*RECORDS SHOWN:*
+===+
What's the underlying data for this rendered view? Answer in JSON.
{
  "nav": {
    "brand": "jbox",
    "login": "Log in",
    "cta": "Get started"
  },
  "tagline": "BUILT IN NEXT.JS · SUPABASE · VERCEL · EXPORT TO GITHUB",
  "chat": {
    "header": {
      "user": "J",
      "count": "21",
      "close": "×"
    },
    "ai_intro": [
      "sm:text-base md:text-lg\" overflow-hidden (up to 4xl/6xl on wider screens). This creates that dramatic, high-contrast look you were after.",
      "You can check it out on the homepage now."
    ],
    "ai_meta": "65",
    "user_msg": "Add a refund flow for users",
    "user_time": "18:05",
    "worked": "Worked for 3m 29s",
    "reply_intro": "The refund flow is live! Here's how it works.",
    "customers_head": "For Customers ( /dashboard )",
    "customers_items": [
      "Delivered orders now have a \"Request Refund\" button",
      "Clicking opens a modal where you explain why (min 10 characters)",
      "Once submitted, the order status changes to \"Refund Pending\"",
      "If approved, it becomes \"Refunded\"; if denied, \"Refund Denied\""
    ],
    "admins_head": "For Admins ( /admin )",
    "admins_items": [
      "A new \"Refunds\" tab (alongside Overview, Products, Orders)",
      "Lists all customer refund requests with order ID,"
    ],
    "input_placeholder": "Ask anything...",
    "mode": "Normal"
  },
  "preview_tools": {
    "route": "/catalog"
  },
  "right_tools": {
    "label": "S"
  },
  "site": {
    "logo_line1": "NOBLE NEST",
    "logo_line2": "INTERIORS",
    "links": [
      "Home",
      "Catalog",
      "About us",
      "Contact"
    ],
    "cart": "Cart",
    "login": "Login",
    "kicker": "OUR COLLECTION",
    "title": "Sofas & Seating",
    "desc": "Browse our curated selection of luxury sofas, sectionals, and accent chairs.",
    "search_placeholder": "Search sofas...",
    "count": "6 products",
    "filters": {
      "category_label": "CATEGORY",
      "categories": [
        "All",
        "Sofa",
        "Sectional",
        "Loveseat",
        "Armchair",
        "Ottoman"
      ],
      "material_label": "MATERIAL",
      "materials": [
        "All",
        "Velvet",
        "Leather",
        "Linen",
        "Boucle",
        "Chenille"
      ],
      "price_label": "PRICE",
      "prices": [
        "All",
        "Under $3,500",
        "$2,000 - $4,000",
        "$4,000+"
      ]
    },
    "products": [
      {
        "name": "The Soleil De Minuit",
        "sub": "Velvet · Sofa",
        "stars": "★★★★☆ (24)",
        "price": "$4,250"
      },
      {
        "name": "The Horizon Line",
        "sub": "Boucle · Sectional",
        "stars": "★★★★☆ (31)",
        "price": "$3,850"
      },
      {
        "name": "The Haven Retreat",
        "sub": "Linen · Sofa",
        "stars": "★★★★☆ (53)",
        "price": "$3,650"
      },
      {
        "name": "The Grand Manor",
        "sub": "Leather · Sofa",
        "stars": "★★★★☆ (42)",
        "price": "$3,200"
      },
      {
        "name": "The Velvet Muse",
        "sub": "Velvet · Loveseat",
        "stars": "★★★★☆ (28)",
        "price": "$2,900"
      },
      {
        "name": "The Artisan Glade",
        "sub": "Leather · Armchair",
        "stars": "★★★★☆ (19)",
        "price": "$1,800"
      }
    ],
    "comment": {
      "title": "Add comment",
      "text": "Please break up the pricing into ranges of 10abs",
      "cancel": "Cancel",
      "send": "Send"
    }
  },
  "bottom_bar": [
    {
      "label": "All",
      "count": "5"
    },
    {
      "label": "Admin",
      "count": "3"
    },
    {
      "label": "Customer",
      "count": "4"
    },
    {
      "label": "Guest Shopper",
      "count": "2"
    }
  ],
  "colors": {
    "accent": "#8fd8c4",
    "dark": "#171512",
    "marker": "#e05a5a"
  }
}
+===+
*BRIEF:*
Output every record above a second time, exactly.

*SOLUTION TO THIS PROBLEM:*
What's the underlying data for this rendered view? Answer in JSON.
{
  "nav": {
    "brand": "jbox",
    "login": "Log in",
    "cta": "Get started"
  },
  "tagline": "BUILT IN NEXT.JS · SUPABASE · VERCEL · EXPORT TO GITHUB",
  "chat": {
    "header": {
      "user": "J",
      "count": "21",
      "close": "×"
    },
    "ai_intro": [
      "sm:text-base md:text-lg\" overflow-hidden (up to 4xl/6xl on wider screens). This creates that dramatic, high-contrast look you were after.",
      "You can check it out on the homepage now."
    ],
    "ai_meta": "65",
    "user_msg": "Add a refund flow for users",
    "user_time": "18:05",
    "worked": "Worked for 3m 29s",
    "reply_intro": "The refund flow is live! Here's how it works.",
    "customers_head": "For Customers ( /dashboard )",
    "customers_items": [
      "Delivered orders now have a \"Request Refund\" button",
      "Clicking opens a modal where you explain why (min 10 characters)",
      "Once submitted, the order status changes to \"Refund Pending\"",
      "If approved, it becomes \"Refunded\"; if denied, \"Refund Denied\""
    ],
    "admins_head": "For Admins ( /admin )",
    "admins_items": [
      "A new \"Refunds\" tab (alongside Overview, Products, Orders)",
      "Lists all customer refund requests with order ID,"
    ],
    "input_placeholder": "Ask anything...",
    "mode": "Normal"
  },
  "preview_tools": {
    "route": "/catalog"
  },
  "right_tools": {
    "label": "S"
  },
  "site": {
    "logo_line1": "NOBLE NEST",
    "logo_line2": "INTERIORS",
    "links": [
      "Home",
      "Catalog",
      "About us",
      "Contact"
    ],
    "cart": "Cart",
    "login": "Login",
    "kicker": "OUR COLLECTION",
    "title": "Sofas & Seating",
    "desc": "Browse our curated selection of luxury sofas, sectionals, and accent chairs.",
    "search_placeholder": "Search sofas...",
    "count": "6 products",
    "filters": {
      "category_label": "CATEGORY",
      "categories": [
        "All",
        "Sofa",
        "Sectional",
        "Loveseat",
        "Armchair",
        "Ottoman"
      ],
      "material_label": "MATERIAL",
      "materials": [
        "All",
        "Velvet",
        "Leather",
        "Linen",
        "Boucle",
        "Chenille"
      ],
      "price_label": "PRICE",
      "prices": [
        "All",
        "Under $3,500",
        "$2,000 - $4,000",
        "$4,000+"
      ]
    },
    "products": [
      {
        "name": "The Soleil De Minuit",
        "sub": "Velvet · Sofa",
        "stars": "★★★★☆ (24)",
        "price": "$4,250"
      },
      {
        "name": "The Horizon Line",
        "sub": "Boucle · Sectional",
        "stars": "★★★★☆ (31)",
        "price": "$3,850"
      },
      {
        "name": "The Haven Retreat",
        "sub": "Linen · Sofa",
        "stars": "★★★★☆ (53)",
        "price": "$3,650"
      },
      {
        "name": "The Grand Manor",
        "sub": "Leather · Sofa",
        "stars": "★★★★☆ (42)",
        "price": "$3,200"
      },
      {
        "name": "The Velvet Muse",
        "sub": "Velvet · Loveseat",
        "stars": "★★★★☆ (28)",
        "price": "$2,900"
      },
      {
        "name": "The Artisan Glade",
        "sub": "Leather · Armchair",
        "stars": "★★★★☆ (19)",
        "price": "$1,800"
      }
    ],
    "comment": {
      "title": "Add comment",
      "text": "Please break up the pricing into ranges of 10abs",
      "cancel": "Cancel",
      "send": "Send"
    }
  },
  "bottom_bar": [
    {
      "label": "All",
      "count": "5"
    },
    {
      "label": "Admin",
      "count": "3"
    },
    {
      "label": "Customer",
      "count": "4"
    },
    {
      "label": "Guest Shopper",
      "count": "2"
    }
  ],
  "colors": {
    "accent": "#8fd8c4",
    "dark": "#171512",
    "marker": "#e05a5a"
  }
}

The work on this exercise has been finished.